Far be it for me to call myself an authority on happy relationships, but here’s the thing: this is a brief saunter through life, and I think that remaining alongside someone who makes you feel bad about yourself, or who doesn’t bring out the best in you, is just stupid.
This is my counsel to a daughter who, for reasons of security, social credibility and, if she is completely honest, sporadic financial support, remains locked in a long term relationship that has clearly run its course.
I have four relationship models from my own life to draw on.
The first, my biological mother, adopted the Cut and Run approach to marriage; leaving behind a six-year-old, a three-year-old and a lot of confusion. She ended up in a lifetime relationship that ensured her happiness—at the cost of her children.
The second is my step-mother who went with an Endure At All Costs approach which, as it turns out, was also at the cost of her children. I can safely say there were more losers than winners here.
An early marriage of my own produced my two daughters and a lot of self doubt. In, what initially looked like a chapter of history repeating itself, there ensued a decade of soap operatic events: an affair, a stint at University, separation, dating, reconciliation and several career changes. Sadly, they all collided with the sanctity of marriage, and our partnership came to its natural conclusion.
Forward to the three-year relationship that would change me forever and slice up my heart like sushi; thin and incremental. This was the great passion that you read about. All consuming, self-sacrificing, torturous, Heathcliffe-ian. I clung on long after it was apparent he was incapable of returning my love, while my daughters stood on the sidelines and watched me behave recklessly. They watched him chip away at my self-esteem, constantly inflicting tiny, demoralising divots. They watched him leave and return and promise, over and over again.
One day it was really over. I had survived a triple hold down in the biggest surf beach on earth. I was shaken, bruised and thinner, but it was over and my children were still talking to me.

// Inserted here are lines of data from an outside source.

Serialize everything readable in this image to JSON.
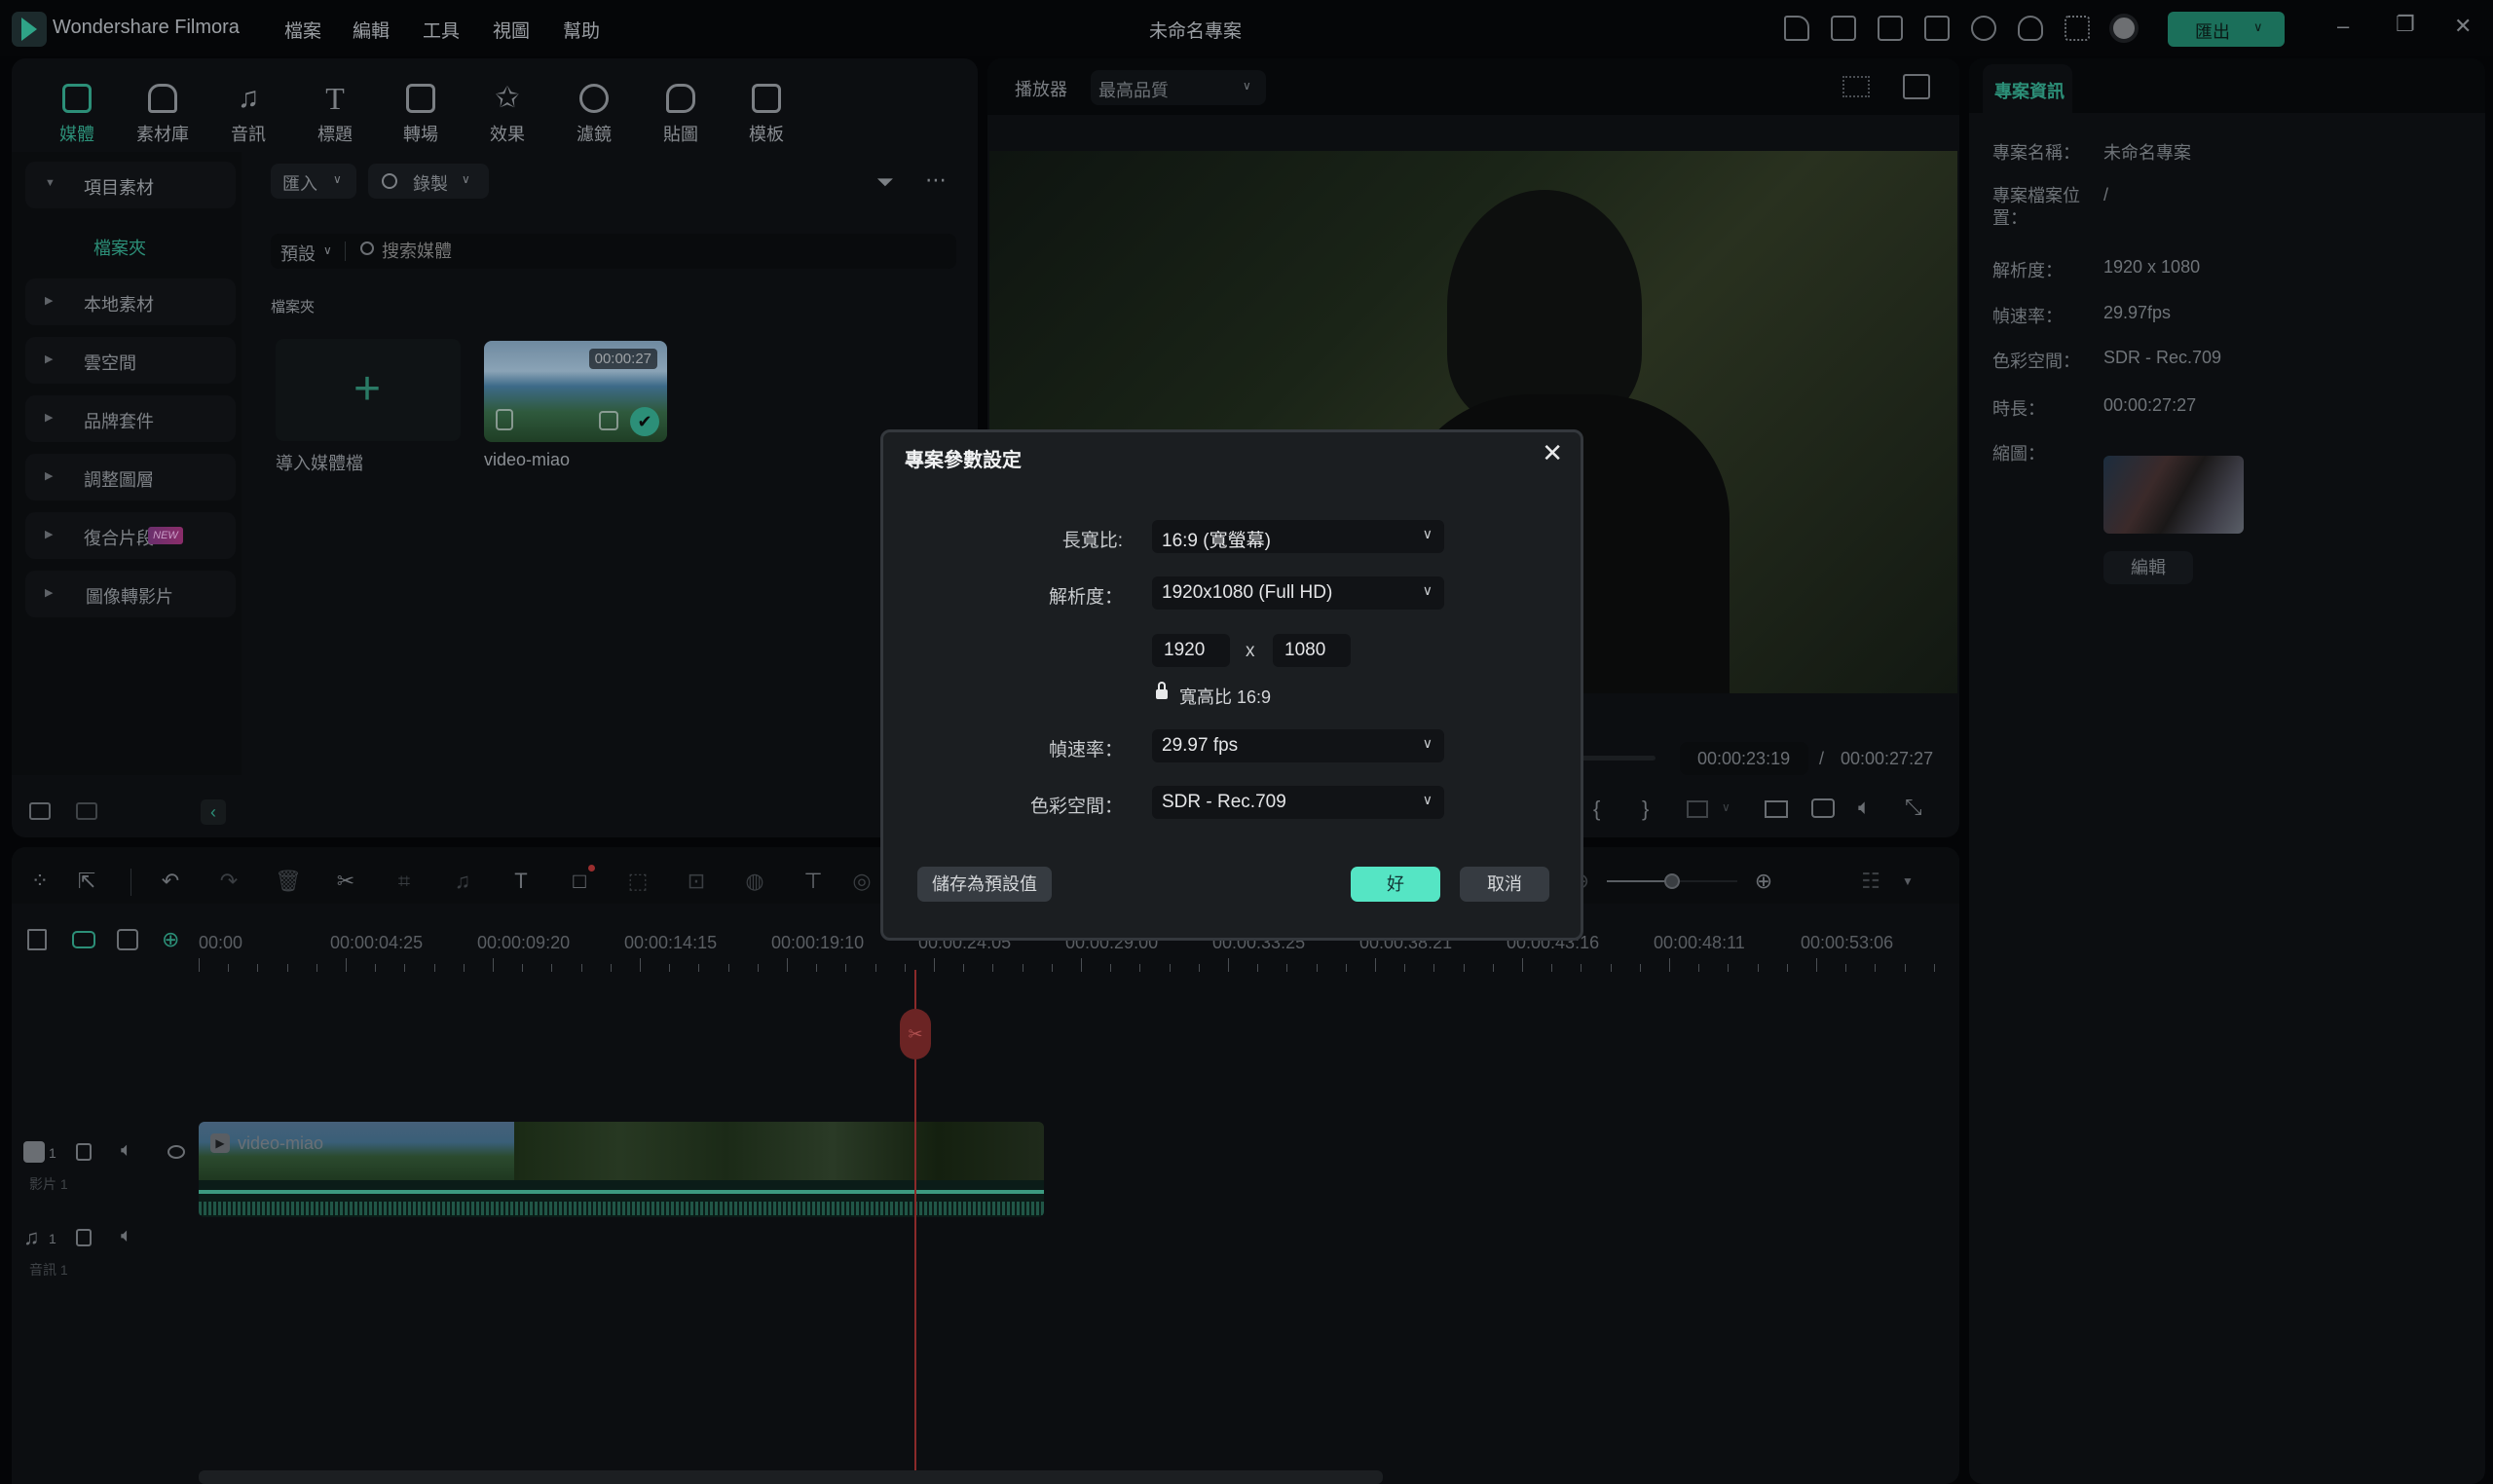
{
  "app": {
    "name": "Wondershare Filmora",
    "project_title": "未命名專案",
    "export_label": "匯出"
  },
  "menu": [
    "檔案",
    "編輯",
    "工具",
    "視圖",
    "幫助"
  ],
  "toolbar_icons": [
    "send-icon",
    "schedule-icon",
    "layout-icon",
    "save-icon",
    "cloud-icon",
    "headset-icon",
    "grid-apps-icon",
    "avatar"
  ],
  "media_tabs": [
    {
      "label": "媒體",
      "icon": "media-icon",
      "active": true
    },
    {
      "label": "素材庫",
      "icon": "stock-icon",
      "active": false
    },
    {
      "label": "音訊",
      "icon": "audio-icon",
      "active": false
    },
    {
      "label": "標題",
      "icon": "title-icon",
      "active": false
    },
    {
      "label": "轉場",
      "icon": "transition-icon",
      "active": false
    },
    {
      "label": "效果",
      "icon": "effects-icon",
      "active": false
    },
    {
      "label": "濾鏡",
      "icon": "filter-icon",
      "active": false
    },
    {
      "label": "貼圖",
      "icon": "sticker-icon",
      "active": false
    },
    {
      "label": "模板",
      "icon": "template-icon",
      "active": false
    }
  ],
  "sidebar": {
    "items": [
      {
        "label": "項目素材",
        "expanded": true
      },
      {
        "label": "檔案夾",
        "sub": true,
        "active": true
      },
      {
        "label": "本地素材"
      },
      {
        "label": "雲空間"
      },
      {
        "label": "品牌套件"
      },
      {
        "label": "調整圖層"
      },
      {
        "label": "復合片段",
        "badge": "NEW"
      },
      {
        "label": "圖像轉影片"
      }
    ]
  },
  "media": {
    "import_label": "匯入",
    "record_label": "錄製",
    "sort_label": "預設",
    "search_placeholder": "搜索媒體",
    "folder_label": "檔案夾",
    "items": [
      {
        "label": "導入媒體檔",
        "type": "import"
      },
      {
        "label": "video-miao",
        "duration": "00:00:27",
        "type": "video"
      }
    ]
  },
  "player": {
    "label": "播放器",
    "quality": "最高品質",
    "current_time": "00:00:23:19",
    "separator": "/",
    "total_time": "00:00:27:27"
  },
  "project_info": {
    "tab": "專案資訊",
    "rows": [
      {
        "label": "專案名稱：",
        "value": "未命名專案"
      },
      {
        "label": "專案檔案位置：",
        "value": "/"
      },
      {
        "label": "解析度：",
        "value": "1920 x 1080"
      },
      {
        "label": "幀速率：",
        "value": "29.97fps"
      },
      {
        "label": "色彩空間：",
        "value": "SDR - Rec.709"
      },
      {
        "label": "時長：",
        "value": "00:00:27:27"
      },
      {
        "label": "縮圖：",
        "value": ""
      }
    ],
    "edit_label": "編輯"
  },
  "timeline": {
    "ruler": [
      "00:00",
      "00:00:04:25",
      "00:00:09:20",
      "00:00:14:15",
      "00:00:19:10",
      "00:00:24:05",
      "00:00:29:00",
      "00:00:33:25",
      "00:00:38:21",
      "00:00:43:16",
      "00:00:48:11",
      "00:00:53:06"
    ],
    "playhead_time": "00:00:23:19",
    "zoom_level": 0.5,
    "tracks": [
      {
        "type": "video",
        "index": "1",
        "name": "影片 1",
        "clip": "video-miao"
      },
      {
        "type": "audio",
        "index": "1",
        "name": "音訊 1"
      }
    ]
  },
  "dialog": {
    "title": "專案參數設定",
    "aspect_label": "長寬比:",
    "aspect_value": "16:9 (寬螢幕)",
    "resolution_label": "解析度：",
    "resolution_value": "1920x1080 (Full HD)",
    "width_value": "1920",
    "times": "x",
    "height_value": "1080",
    "lock_label": "寬高比 16:9",
    "framerate_label": "幀速率：",
    "framerate_value": "29.97 fps",
    "colorspace_label": "色彩空間：",
    "colorspace_value": "SDR - Rec.709",
    "save_preset_label": "儲存為預設值",
    "ok_label": "好",
    "cancel_label": "取消"
  },
  "colors": {
    "accent": "#2c8f78",
    "ok_button": "#55e5c4",
    "playhead": "#8a2a2a",
    "export": "#1b6f5a"
  }
}
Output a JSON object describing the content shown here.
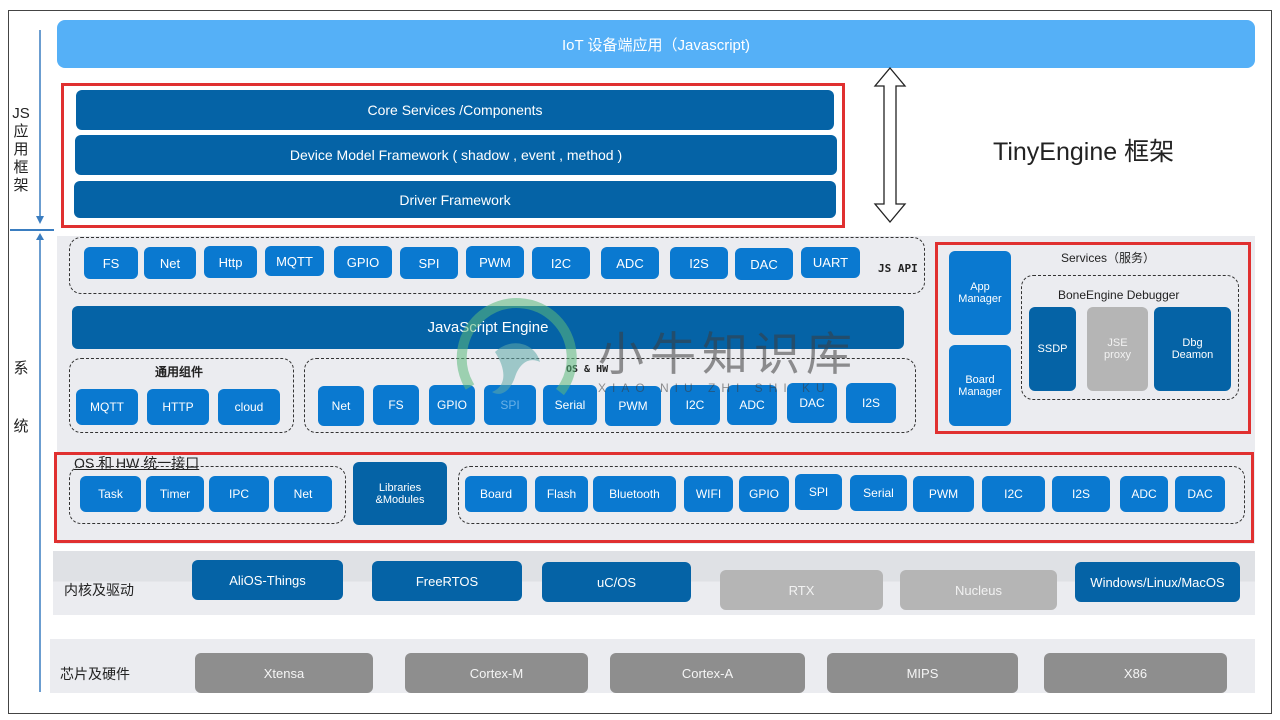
{
  "top_bar": {
    "label": "IoT 设备端应用（Javascript)"
  },
  "side_labels": {
    "js_framework": [
      "JS",
      "应",
      "用",
      "框",
      "架"
    ],
    "system": [
      "系",
      "统"
    ]
  },
  "framework_title": "TinyEngine 框架",
  "js_framework_layers": [
    "Core Services /Components",
    "Device Model Framework ( shadow , event , method )",
    "Driver Framework"
  ],
  "js_api": {
    "label": "JS API",
    "items": [
      "FS",
      "Net",
      "Http",
      "MQTT",
      "GPIO",
      "SPI",
      "PWM",
      "I2C",
      "ADC",
      "I2S",
      "DAC",
      "UART"
    ]
  },
  "javascript_engine": {
    "label": "JavaScript Engine"
  },
  "common_components": {
    "title": "通用组件",
    "items": [
      "MQTT",
      "HTTP",
      "cloud"
    ]
  },
  "os_hw": {
    "title": "OS & HW",
    "items": [
      "Net",
      "FS",
      "GPIO",
      "SPI",
      "Serial",
      "PWM",
      "I2C",
      "ADC",
      "DAC",
      "I2S"
    ]
  },
  "services": {
    "title": "Services（服务）",
    "app_manager": "App Manager",
    "board_manager": "Board Manager",
    "debugger": {
      "title": "BoneEngine Debugger",
      "ssdp": "SSDP",
      "jse_proxy": "JSE proxy",
      "dbg_deamon": "Dbg Deamon"
    }
  },
  "unified_interface": {
    "title": "OS 和 HW 统一接口",
    "os_items": [
      "Task",
      "Timer",
      "IPC",
      "Net"
    ],
    "libraries": "Libraries &Modules",
    "hw_items": [
      "Board",
      "Flash",
      "Bluetooth",
      "WIFI",
      "GPIO",
      "SPI",
      "Serial",
      "PWM",
      "I2C",
      "I2S",
      "ADC",
      "DAC"
    ]
  },
  "kernel_drivers": {
    "label": "内核及驱动",
    "items": [
      {
        "name": "AliOS-Things",
        "status": "supported"
      },
      {
        "name": "FreeRTOS",
        "status": "supported"
      },
      {
        "name": "uC/OS",
        "status": "supported"
      },
      {
        "name": "RTX",
        "status": "unsupported"
      },
      {
        "name": "Nucleus",
        "status": "unsupported"
      },
      {
        "name": "Windows/Linux/MacOS",
        "status": "supported"
      }
    ]
  },
  "chips_hardware": {
    "label": "芯片及硬件",
    "items": [
      "Xtensa",
      "Cortex-M",
      "Cortex-A",
      "MIPS",
      "X86"
    ]
  },
  "watermark": {
    "title": "小牛知识库",
    "subtitle": "XIAO NIU ZHI SHI KU"
  },
  "colors": {
    "top_bar": "#55b0f7",
    "dark_blue": "#0563a6",
    "mid_blue": "#0a79d0",
    "gray_unsupported": "#b5b5b5",
    "gray_chip": "#8e8e8e",
    "highlight_red": "#e03030",
    "panel": "#ebecf0"
  }
}
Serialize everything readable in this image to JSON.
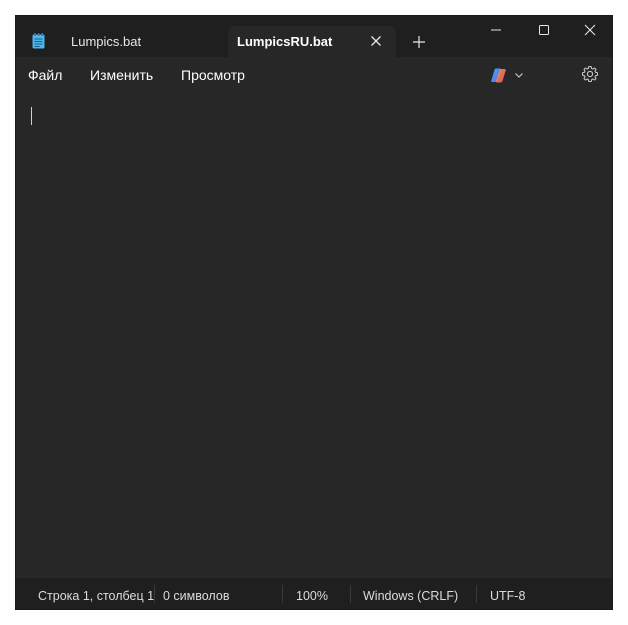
{
  "tabs": [
    {
      "label": "Lumpics.bat",
      "active": false
    },
    {
      "label": "LumpicsRU.bat",
      "active": true
    }
  ],
  "icons": {
    "app": "notepad-icon",
    "tab_close": "close-icon",
    "new_tab": "plus-icon",
    "minimize": "minimize-icon",
    "maximize": "maximize-icon",
    "close": "close-icon",
    "copilot": "copilot-icon",
    "copilot_menu": "chevron-down-icon",
    "settings": "gear-icon"
  },
  "menu": {
    "file": "Файл",
    "edit": "Изменить",
    "view": "Просмотр"
  },
  "editor": {
    "content": ""
  },
  "status": {
    "position": "Строка 1, столбец 1",
    "chars": "0 символов",
    "zoom": "100%",
    "line_ending": "Windows (CRLF)",
    "encoding": "UTF-8"
  },
  "colors": {
    "window_bg": "#272727",
    "titlebar_bg": "#1f1f1f",
    "text": "#ffffff"
  }
}
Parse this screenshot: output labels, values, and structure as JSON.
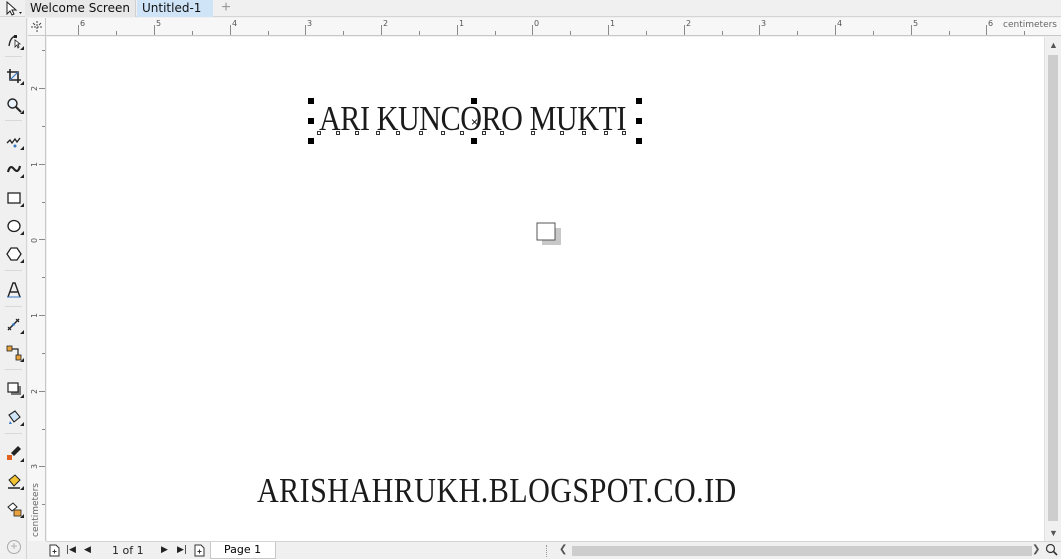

Forward again to 2012. I am married again, this time to a man who is my greatest fan. My lesson, and what I want my daughters to understand, is that the best you can be often reveals itself after the worst you’ve endured.
There is always a better way if you are willing to find it.